McGuirk, who has taught with the Muse for three years, says the method helps youngsters write strongly and fluently-a focus that could be blurred if it had the graphical emphasis of the Web.
She points to some dramatic results. One girl, a Vietnamese immigrant named Lam Du, entered McGuirk's class speaking "not an ounce of English," McGuirk says. The girl, who excelled at the Muse, left three years later as "one of the most fluent of all the kids" and a superb writer.
"It brought her out of her shell," McGuirk says of the Muse. "She found it easier to go into a [Muse] room than to speak in class."
Shlllnsky emphasizes that technology is only one aspect of the school's approach to education.
Among the other features: Classes have multiple grade levels and are organized in cluster' of three or four, to help teachers share ideas. Teachers apply strategies associated with teaching gifted students, drawn from the "accelerated learning model" designed by Henry Levin, the director of the Center for Educational Research at Stanford University-but for all students, including those with disabilities. It also has a higher-order thinking skills lab for all 4th and 5th graders, except for those who are new to the school in the 5th grade.
Much of the curriculum is taught through "authentic learning" and in individual and group projects, which teachers preserve in portfolio . And the curriculum is organized around school wide theme of "global studies," an approach assisted by experts from nearby Clark University's Teacher Center for Global Studies.

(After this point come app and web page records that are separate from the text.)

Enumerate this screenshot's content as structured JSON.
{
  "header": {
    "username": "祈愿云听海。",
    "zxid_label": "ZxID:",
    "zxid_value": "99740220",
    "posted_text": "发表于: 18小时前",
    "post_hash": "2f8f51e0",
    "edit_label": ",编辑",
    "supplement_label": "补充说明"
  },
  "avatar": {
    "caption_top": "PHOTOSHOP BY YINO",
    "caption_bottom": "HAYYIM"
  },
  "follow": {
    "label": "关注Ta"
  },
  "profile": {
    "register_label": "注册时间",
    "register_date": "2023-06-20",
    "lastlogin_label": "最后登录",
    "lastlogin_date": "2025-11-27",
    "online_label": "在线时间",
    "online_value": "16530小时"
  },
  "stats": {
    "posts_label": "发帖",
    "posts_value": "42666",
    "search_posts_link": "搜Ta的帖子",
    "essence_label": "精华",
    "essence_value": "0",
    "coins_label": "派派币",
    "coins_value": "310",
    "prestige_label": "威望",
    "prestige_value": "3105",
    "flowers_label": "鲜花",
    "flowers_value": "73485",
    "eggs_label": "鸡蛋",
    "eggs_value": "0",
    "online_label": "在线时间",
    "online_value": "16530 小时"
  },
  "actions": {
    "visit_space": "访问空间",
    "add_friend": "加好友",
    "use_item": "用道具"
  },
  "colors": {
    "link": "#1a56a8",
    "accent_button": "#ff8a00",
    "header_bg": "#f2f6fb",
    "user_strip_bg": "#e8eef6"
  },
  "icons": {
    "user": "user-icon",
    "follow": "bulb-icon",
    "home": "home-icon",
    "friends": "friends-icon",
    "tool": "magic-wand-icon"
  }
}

An accreditation report last spring noted that the school has been successful in blending these and other reforms into a coherent program. The results are evident in the school's test scores, which have gradually climbed above those of other Worcester schools since the school was started in 1993.
For Shilinsky, it's obvious that the technology hasn't taken away the teacher's pre-eminent role, whether in basic skills or other areas of learning.
"You have to take [teaching] beyond the technology," she says. "You have to think of student learning, and what's best, [as you're] going in."
Vol. 18, Issue 05, Pages 25-27Published in Print: October 1, 1998, as Teaching the Basics